Goathland being 500 feet above sea level, it’s an uphill walk from the station to the village itself and the first thing you see when you get there is the Goathland Hotel, which was the Aidensfield Arms in Heartbeat. Directly opposite is Scripps’ Garage, which I gather also featured in the series. Currently, it is a gift shop specialising in things you didn’t know you needed. There is then a walk of at least 50 yards to the village centre. Our team had a good 40 minutes to sample the delights of Goathland before our personal steaming iron chariot arrived to return us to Whitby. Spoilt for choice, my colleagues instinctively worked out that the proper thing to do was to concentrate on just one cultural attraction, but do it well. So they went to the pub, disappearing inside as swiftly as rabbits down a burrow. However, knowing that you, dear reader, would expect to see some pictures of Goathland-Aidensfield, I trekked at no small personal inconvenience into the heady bustle of the place. Perhaps I should explain, for the benefit of those who are not familiar with the TV series (including myself) that Heartbeat was a light police drama based in 1960s Yorkshire. It ran from 1992 to 2010 and can still be spotted, lurking on obscure channels, if you’re not careful. Its initial star was someone called Nick Berry, who recorded a cover of the Buddy Holly number, Heartbeat. I gather that the best thing about the series was its great 60s music and a character called Gina; or maybe it was the other way round.

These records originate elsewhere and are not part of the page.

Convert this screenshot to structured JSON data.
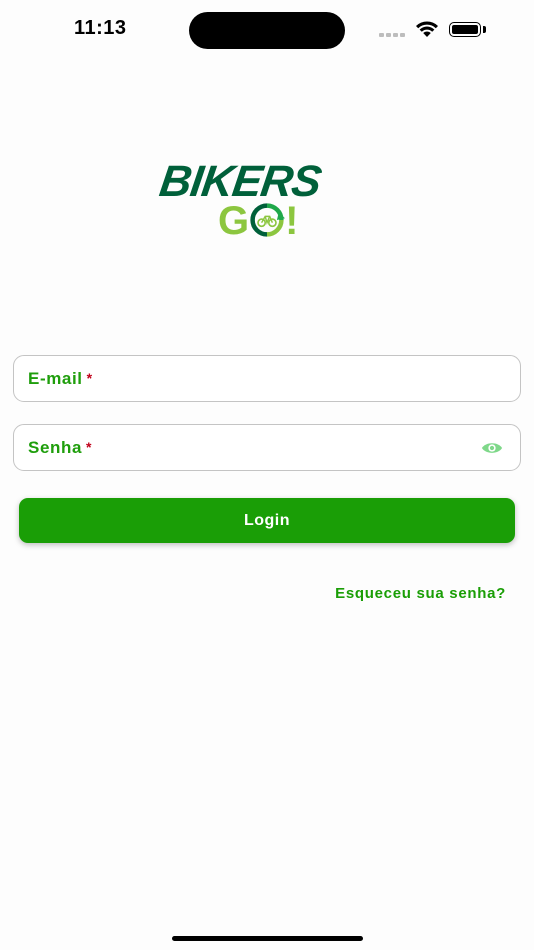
{
  "status": {
    "time": "11:13"
  },
  "logo": {
    "line1": "BIKERS",
    "line2_left": "G",
    "line2_right": "!"
  },
  "form": {
    "email_label": "E-mail",
    "password_label": "Senha",
    "required_mark": "*",
    "login_label": "Login",
    "forgot_label": "Esqueceu sua senha?"
  },
  "colors": {
    "brand_dark": "#00603a",
    "brand_light": "#8cc63f",
    "primary": "#1a9e06",
    "required": "#c0001a"
  },
  "icons": [
    "wifi-icon",
    "battery-icon",
    "eye-icon",
    "bike-recycle-icon"
  ]
}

Anyway, despite it looking a little tatty, I liked Goathland very much. There was, indeed, a 1960s Ford Anglia police car. And there were lots of contended-looking people passing in and out of ‘Aidensfield Stores’ and other exotic emporia, such as the post office. Sheep, not given to pondering their future, grazed on the green without a care in the world; a peaceful, bucolic, scene. The surrounding countryside looked fabulous. Alas, there was no opportunity to explore nearby Mallyan Spout, a 70 foot waterfall, or Wade’s Causeway, a trackway that is probably Roman, but may be newer, or perhaps older. Rejoining my comrades, there was just enough time to glug down most of a pint of Abbot’s in the Goathland Hotel before returning to the station. We made it with seconds to spare, to find the platform alive with charming, smiling, visitors from East Asia taking iPhone photographs of sleepers, heaps of coal, other rare railway features – and each other. Despite our promptness, the Whitby service was late, but our return passage on the North York Moors Railway was soothed by the curiously soporific banter of yet another enthusiast (honestly, the place was full of them), as well as the prospect of shortly finding some more Boltmaker. And we hadn’t even told our parents when to expect us home.

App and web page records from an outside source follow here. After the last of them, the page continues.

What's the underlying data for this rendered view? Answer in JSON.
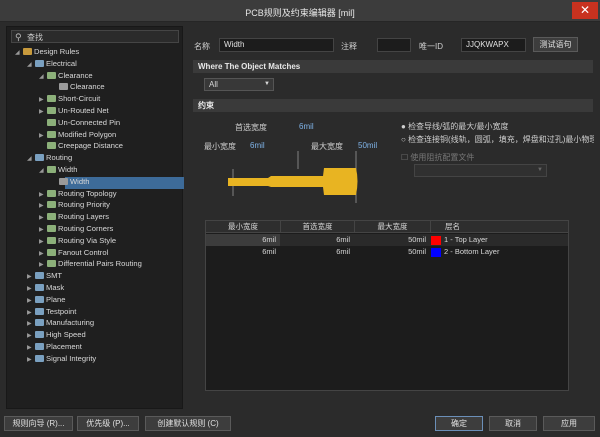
{
  "window": {
    "title": "PCB规则及约束编辑器 [mil]",
    "close": "✕"
  },
  "search": {
    "placeholder": "查找"
  },
  "tree": [
    {
      "label": "Design Rules",
      "arrow": "◢",
      "icon": "rules-folder-icon",
      "level": 0
    },
    {
      "label": "Electrical",
      "arrow": "◢",
      "icon": "electrical-icon",
      "level": 1
    },
    {
      "label": "Clearance",
      "arrow": "◢",
      "icon": "clearance-icon",
      "level": 2
    },
    {
      "label": "Clearance",
      "arrow": "",
      "icon": "clearance-rule-icon",
      "level": 3
    },
    {
      "label": "Short-Circuit",
      "arrow": "▶",
      "icon": "short-circuit-icon",
      "level": 2
    },
    {
      "label": "Un-Routed Net",
      "arrow": "▶",
      "icon": "unrouted-net-icon",
      "level": 2
    },
    {
      "label": "Un-Connected Pin",
      "arrow": "",
      "icon": "unconnected-pin-icon",
      "level": 2
    },
    {
      "label": "Modified Polygon",
      "arrow": "▶",
      "icon": "polygon-icon",
      "level": 2
    },
    {
      "label": "Creepage Distance",
      "arrow": "",
      "icon": "creepage-icon",
      "level": 2
    },
    {
      "label": "Routing",
      "arrow": "◢",
      "icon": "routing-icon",
      "level": 1
    },
    {
      "label": "Width",
      "arrow": "◢",
      "icon": "width-icon",
      "level": 2
    },
    {
      "label": "Width",
      "arrow": "",
      "icon": "width-rule-icon",
      "level": 3
    },
    {
      "label": "Routing Topology",
      "arrow": "▶",
      "icon": "topology-icon",
      "level": 2
    },
    {
      "label": "Routing Priority",
      "arrow": "▶",
      "icon": "priority-icon",
      "level": 2
    },
    {
      "label": "Routing Layers",
      "arrow": "▶",
      "icon": "layers-icon",
      "level": 2
    },
    {
      "label": "Routing Corners",
      "arrow": "▶",
      "icon": "corners-icon",
      "level": 2
    },
    {
      "label": "Routing Via Style",
      "arrow": "▶",
      "icon": "via-style-icon",
      "level": 2
    },
    {
      "label": "Fanout Control",
      "arrow": "▶",
      "icon": "fanout-icon",
      "level": 2
    },
    {
      "label": "Differential Pairs Routing",
      "arrow": "▶",
      "icon": "diff-pairs-icon",
      "level": 2
    },
    {
      "label": "SMT",
      "arrow": "▶",
      "icon": "smt-icon",
      "level": 1
    },
    {
      "label": "Mask",
      "arrow": "▶",
      "icon": "mask-icon",
      "level": 1
    },
    {
      "label": "Plane",
      "arrow": "▶",
      "icon": "plane-icon",
      "level": 1
    },
    {
      "label": "Testpoint",
      "arrow": "▶",
      "icon": "testpoint-icon",
      "level": 1
    },
    {
      "label": "Manufacturing",
      "arrow": "▶",
      "icon": "manufacturing-icon",
      "level": 1
    },
    {
      "label": "High Speed",
      "arrow": "▶",
      "icon": "high-speed-icon",
      "level": 1
    },
    {
      "label": "Placement",
      "arrow": "▶",
      "icon": "placement-icon",
      "level": 1
    },
    {
      "label": "Signal Integrity",
      "arrow": "▶",
      "icon": "signal-integrity-icon",
      "level": 1
    }
  ],
  "rule": {
    "name_label": "名称",
    "name_value": "Width",
    "comment_label": "注释",
    "comment_value": "",
    "uid_label": "唯一ID",
    "uid_value": "JJQKWAPX",
    "test_button": "测试语句"
  },
  "where": {
    "title": "Where The Object Matches",
    "selected": "All"
  },
  "constraints": {
    "title": "约束",
    "preferred_label": "首选宽度",
    "preferred_value": "6mil",
    "min_label": "最小宽度",
    "min_value": "6mil",
    "max_label": "最大宽度",
    "max_value": "50mil",
    "option1": "检查导线/弧的最大/最小宽度",
    "option2": "检查连接铜(线轨，圆弧，填充，焊盘和过孔)最小物理宽度",
    "impedance_label": "使用阻抗配置文件",
    "selected_option": 0,
    "trace_color": "#e8b422"
  },
  "table": {
    "headers": [
      "最小宽度",
      "首选宽度",
      "最大宽度",
      "层名"
    ],
    "rows": [
      {
        "min": "6mil",
        "pref": "6mil",
        "max": "50mil",
        "layer": "1 - Top Layer",
        "color": "#ff0000"
      },
      {
        "min": "6mil",
        "pref": "6mil",
        "max": "50mil",
        "layer": "2 - Bottom Layer",
        "color": "#0000ff"
      }
    ]
  },
  "footer": {
    "wizard": "规则向导 (R)...",
    "priority": "优先级 (P)...",
    "create_default": "创建默认规则 (C)",
    "ok": "确定",
    "cancel": "取消",
    "apply": "应用"
  }
}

Resisting the temptation to tell you about Sally, who looked like Popeye, I will leave you with the option of listening to the original 1958 version of Heartbeat, by the late great Buddy Holly. I’m afraid I think this is infinitely better than the Nick Berry cover. Moreover, it’s the only song I can think of that contains the unforgettable lyric, piddle-dee-pat – always worth hearing, when you get the chance.

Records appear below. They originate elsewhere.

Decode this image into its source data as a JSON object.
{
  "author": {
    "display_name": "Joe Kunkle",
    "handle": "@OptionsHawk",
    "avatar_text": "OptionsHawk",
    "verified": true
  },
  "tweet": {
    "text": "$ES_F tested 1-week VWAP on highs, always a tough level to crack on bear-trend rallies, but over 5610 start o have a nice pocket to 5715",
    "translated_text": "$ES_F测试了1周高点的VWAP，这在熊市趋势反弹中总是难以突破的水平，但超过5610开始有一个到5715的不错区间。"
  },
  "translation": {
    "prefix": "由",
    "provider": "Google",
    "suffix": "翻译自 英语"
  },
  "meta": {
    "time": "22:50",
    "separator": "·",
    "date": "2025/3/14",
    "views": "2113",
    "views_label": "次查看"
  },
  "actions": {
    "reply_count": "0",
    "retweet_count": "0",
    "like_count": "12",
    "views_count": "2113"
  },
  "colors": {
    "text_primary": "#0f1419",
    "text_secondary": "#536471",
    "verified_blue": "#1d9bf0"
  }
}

*A Bit About Britain is not responsible for external websites but apologises for the images on this one.